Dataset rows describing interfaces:
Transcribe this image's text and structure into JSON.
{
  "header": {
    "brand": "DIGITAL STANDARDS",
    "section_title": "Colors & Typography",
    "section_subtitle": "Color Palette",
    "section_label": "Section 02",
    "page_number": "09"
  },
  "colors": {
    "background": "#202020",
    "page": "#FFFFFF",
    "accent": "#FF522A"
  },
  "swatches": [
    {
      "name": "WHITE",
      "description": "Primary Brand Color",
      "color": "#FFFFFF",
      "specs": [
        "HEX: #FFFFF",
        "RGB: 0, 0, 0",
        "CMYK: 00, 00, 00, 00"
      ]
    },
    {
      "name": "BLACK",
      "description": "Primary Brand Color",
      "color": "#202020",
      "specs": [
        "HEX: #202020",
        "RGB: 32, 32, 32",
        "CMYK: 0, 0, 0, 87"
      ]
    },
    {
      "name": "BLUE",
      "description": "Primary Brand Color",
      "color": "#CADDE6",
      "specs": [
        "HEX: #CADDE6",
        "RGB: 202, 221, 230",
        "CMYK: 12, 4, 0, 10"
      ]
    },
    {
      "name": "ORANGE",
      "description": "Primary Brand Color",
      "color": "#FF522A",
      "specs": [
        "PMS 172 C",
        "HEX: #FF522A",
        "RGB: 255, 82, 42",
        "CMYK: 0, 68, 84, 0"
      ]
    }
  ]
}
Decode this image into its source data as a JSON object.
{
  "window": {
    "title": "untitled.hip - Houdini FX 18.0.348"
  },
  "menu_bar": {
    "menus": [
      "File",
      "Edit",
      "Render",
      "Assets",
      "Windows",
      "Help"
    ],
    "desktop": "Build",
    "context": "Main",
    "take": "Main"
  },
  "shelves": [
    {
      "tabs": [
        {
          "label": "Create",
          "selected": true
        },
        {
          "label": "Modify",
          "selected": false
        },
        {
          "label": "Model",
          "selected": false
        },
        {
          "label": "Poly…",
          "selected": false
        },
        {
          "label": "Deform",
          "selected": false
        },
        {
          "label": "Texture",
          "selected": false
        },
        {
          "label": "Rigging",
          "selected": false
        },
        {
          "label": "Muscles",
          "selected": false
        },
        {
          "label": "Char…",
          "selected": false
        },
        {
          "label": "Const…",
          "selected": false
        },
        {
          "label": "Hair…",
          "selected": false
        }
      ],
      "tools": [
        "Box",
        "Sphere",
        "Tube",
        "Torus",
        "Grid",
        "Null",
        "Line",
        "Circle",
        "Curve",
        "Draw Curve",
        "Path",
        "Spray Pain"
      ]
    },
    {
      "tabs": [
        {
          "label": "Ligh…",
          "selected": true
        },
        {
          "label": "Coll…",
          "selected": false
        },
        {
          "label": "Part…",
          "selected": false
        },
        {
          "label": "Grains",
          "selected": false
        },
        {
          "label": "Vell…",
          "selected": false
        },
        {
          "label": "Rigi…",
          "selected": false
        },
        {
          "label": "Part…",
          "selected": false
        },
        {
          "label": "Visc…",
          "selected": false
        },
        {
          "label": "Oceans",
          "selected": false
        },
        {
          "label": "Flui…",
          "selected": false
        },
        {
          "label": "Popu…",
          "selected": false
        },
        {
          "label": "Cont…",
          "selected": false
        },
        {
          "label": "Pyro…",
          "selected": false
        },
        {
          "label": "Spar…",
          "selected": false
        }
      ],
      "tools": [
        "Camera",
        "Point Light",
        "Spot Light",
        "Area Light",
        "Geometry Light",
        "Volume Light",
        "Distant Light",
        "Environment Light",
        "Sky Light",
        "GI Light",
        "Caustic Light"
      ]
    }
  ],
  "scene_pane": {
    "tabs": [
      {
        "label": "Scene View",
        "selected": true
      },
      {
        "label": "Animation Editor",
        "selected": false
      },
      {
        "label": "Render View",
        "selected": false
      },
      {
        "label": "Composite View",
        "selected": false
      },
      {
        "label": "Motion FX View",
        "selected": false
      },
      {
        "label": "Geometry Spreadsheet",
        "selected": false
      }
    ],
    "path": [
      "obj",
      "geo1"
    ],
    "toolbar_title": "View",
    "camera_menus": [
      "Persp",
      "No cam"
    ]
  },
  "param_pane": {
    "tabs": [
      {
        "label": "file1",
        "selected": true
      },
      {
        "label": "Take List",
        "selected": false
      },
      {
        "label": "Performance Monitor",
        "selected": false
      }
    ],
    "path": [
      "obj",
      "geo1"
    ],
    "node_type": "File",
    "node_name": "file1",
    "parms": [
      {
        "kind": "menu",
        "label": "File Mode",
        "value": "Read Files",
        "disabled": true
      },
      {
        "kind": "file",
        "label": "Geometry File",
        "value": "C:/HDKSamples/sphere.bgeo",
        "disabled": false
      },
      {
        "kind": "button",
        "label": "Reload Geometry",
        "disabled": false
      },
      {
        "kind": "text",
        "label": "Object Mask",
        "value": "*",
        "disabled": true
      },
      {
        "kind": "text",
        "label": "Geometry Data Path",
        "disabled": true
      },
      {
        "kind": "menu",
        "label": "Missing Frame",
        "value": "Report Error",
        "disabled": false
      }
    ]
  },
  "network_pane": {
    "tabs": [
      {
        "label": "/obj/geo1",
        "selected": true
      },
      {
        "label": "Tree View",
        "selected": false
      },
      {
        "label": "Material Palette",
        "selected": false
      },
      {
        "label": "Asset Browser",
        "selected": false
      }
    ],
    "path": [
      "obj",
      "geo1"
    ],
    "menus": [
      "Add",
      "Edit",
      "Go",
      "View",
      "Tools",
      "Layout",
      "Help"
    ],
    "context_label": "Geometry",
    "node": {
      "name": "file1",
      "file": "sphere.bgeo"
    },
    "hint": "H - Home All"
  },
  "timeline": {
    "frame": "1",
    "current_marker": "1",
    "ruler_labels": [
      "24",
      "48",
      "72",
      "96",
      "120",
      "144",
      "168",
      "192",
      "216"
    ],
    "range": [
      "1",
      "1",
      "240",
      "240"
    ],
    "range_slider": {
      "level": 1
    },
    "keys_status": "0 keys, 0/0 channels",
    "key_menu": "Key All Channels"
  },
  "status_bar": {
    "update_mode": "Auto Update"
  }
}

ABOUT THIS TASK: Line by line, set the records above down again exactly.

YOUR SOLUTION:
Transcribe this image's text and structure into JSON.
{
  "header": {
    "brand": "DIGITAL STANDARDS",
    "section_title": "Colors & Typography",
    "section_subtitle": "Color Palette",
    "section_label": "Section 02",
    "page_number": "09"
  },
  "colors": {
    "background": "#202020",
    "page": "#FFFFFF",
    "accent": "#FF522A"
  },
  "swatches": [
    {
      "name": "WHITE",
      "description": "Primary Brand Color",
      "color": "#FFFFFF",
      "specs": [
        "HEX: #FFFFF",
        "RGB: 0, 0, 0",
        "CMYK: 00, 00, 00, 00"
      ]
    },
    {
      "name": "BLACK",
      "description": "Primary Brand Color",
      "color": "#202020",
      "specs": [
        "HEX: #202020",
        "RGB: 32, 32, 32",
        "CMYK: 0, 0, 0, 87"
      ]
    },
    {
      "name": "BLUE",
      "description": "Primary Brand Color",
      "color": "#CADDE6",
      "specs": [
        "HEX: #CADDE6",
        "RGB: 202, 221, 230",
        "CMYK: 12, 4, 0, 10"
      ]
    },
    {
      "name": "ORANGE",
      "description": "Primary Brand Color",
      "color": "#FF522A",
      "specs": [
        "PMS 172 C",
        "HEX: #FF522A",
        "RGB: 255, 82, 42",
        "CMYK: 0, 68, 84, 0"
      ]
    }
  ]
}
Decode this image into its source data as a JSON object.
{
  "window": {
    "title": "untitled.hip - Houdini FX 18.0.348"
  },
  "menu_bar": {
    "menus": [
      "File",
      "Edit",
      "Render",
      "Assets",
      "Windows",
      "Help"
    ],
    "desktop": "Build",
    "context": "Main",
    "take": "Main"
  },
  "shelves": [
    {
      "tabs": [
        {
          "label": "Create",
          "selected": true
        },
        {
          "label": "Modify",
          "selected": false
        },
        {
          "label": "Model",
          "selected": false
        },
        {
          "label": "Poly…",
          "selected": false
        },
        {
          "label": "Deform",
          "selected": false
        },
        {
          "label": "Texture",
          "selected": false
        },
        {
          "label": "Rigging",
          "selected": false
        },
        {
          "label": "Muscles",
          "selected": false
        },
        {
          "label": "Char…",
          "selected": false
        },
        {
          "label": "Const…",
          "selected": false
        },
        {
          "label": "Hair…",
          "selected": false
        }
      ],
      "tools": [
        "Box",
        "Sphere",
        "Tube",
        "Torus",
        "Grid",
        "Null",
        "Line",
        "Circle",
        "Curve",
        "Draw Curve",
        "Path",
        "Spray Pain"
      ]
    },
    {
      "tabs": [
        {
          "label": "Ligh…",
          "selected": true
        },
        {
          "label": "Coll…",
          "selected": false
        },
        {
          "label": "Part…",
          "selected": false
        },
        {
          "label": "Grains",
          "selected": false
        },
        {
          "label": "Vell…",
          "selected": false
        },
        {
          "label": "Rigi…",
          "selected": false
        },
        {
          "label": "Part…",
          "selected": false
        },
        {
          "label": "Visc…",
          "selected": false
        },
        {
          "label": "Oceans",
          "selected": false
        },
        {
          "label": "Flui…",
          "selected": false
        },
        {
          "label": "Popu…",
          "selected": false
        },
        {
          "label": "Cont…",
          "selected": false
        },
        {
          "label": "Pyro…",
          "selected": false
        },
        {
          "label": "Spar…",
          "selected": false
        }
      ],
      "tools": [
        "Camera",
        "Point Light",
        "Spot Light",
        "Area Light",
        "Geometry Light",
        "Volume Light",
        "Distant Light",
        "Environment Light",
        "Sky Light",
        "GI Light",
        "Caustic Light"
      ]
    }
  ],
  "scene_pane": {
    "tabs": [
      {
        "label": "Scene View",
        "selected": true
      },
      {
        "label": "Animation Editor",
        "selected": false
      },
      {
        "label": "Render View",
        "selected": false
      },
      {
        "label": "Composite View",
        "selected": false
      },
      {
        "label": "Motion FX View",
        "selected": false
      },
      {
        "label": "Geometry Spreadsheet",
        "selected": false
      }
    ],
    "path": [
      "obj",
      "geo1"
    ],
    "toolbar_title": "View",
    "camera_menus": [
      "Persp",
      "No cam"
    ]
  },
  "param_pane": {
    "tabs": [
      {
        "label": "file1",
        "selected": true
      },
      {
        "label": "Take List",
        "selected": false
      },
      {
        "label": "Performance Monitor",
        "selected": false
      }
    ],
    "path": [
      "obj",
      "geo1"
    ],
    "node_type": "File",
    "node_name": "file1",
    "parms": [
      {
        "kind": "menu",
        "label": "File Mode",
        "value": "Read Files",
        "disabled": true
      },
      {
        "kind": "file",
        "label": "Geometry File",
        "value": "C:/HDKSamples/sphere.bgeo",
        "disabled": false
      },
      {
        "kind": "button",
        "label": "Reload Geometry",
        "disabled": false
      },
      {
        "kind": "text",
        "label": "Object Mask",
        "value": "*",
        "disabled": true
      },
      {
        "kind": "text",
        "label": "Geometry Data Path",
        "disabled": true
      },
      {
        "kind": "menu",
        "label": "Missing Frame",
        "value": "Report Error",
        "disabled": false
      }
    ]
  },
  "network_pane": {
    "tabs": [
      {
        "label": "/obj/geo1",
        "selected": true
      },
      {
        "label": "Tree View",
        "selected": false
      },
      {
        "label": "Material Palette",
        "selected": false
      },
      {
        "label": "Asset Browser",
        "selected": false
      }
    ],
    "path": [
      "obj",
      "geo1"
    ],
    "menus": [
      "Add",
      "Edit",
      "Go",
      "View",
      "Tools",
      "Layout",
      "Help"
    ],
    "context_label": "Geometry",
    "node": {
      "name": "file1",
      "file": "sphere.bgeo"
    },
    "hint": "H - Home All"
  },
  "timeline": {
    "frame": "1",
    "current_marker": "1",
    "ruler_labels": [
      "24",
      "48",
      "72",
      "96",
      "120",
      "144",
      "168",
      "192",
      "216"
    ],
    "range": [
      "1",
      "1",
      "240",
      "240"
    ],
    "range_slider": {
      "level": 1
    },
    "keys_status": "0 keys, 0/0 channels",
    "key_menu": "Key All Channels"
  },
  "status_bar": {
    "update_mode": "Auto Update"
  }
}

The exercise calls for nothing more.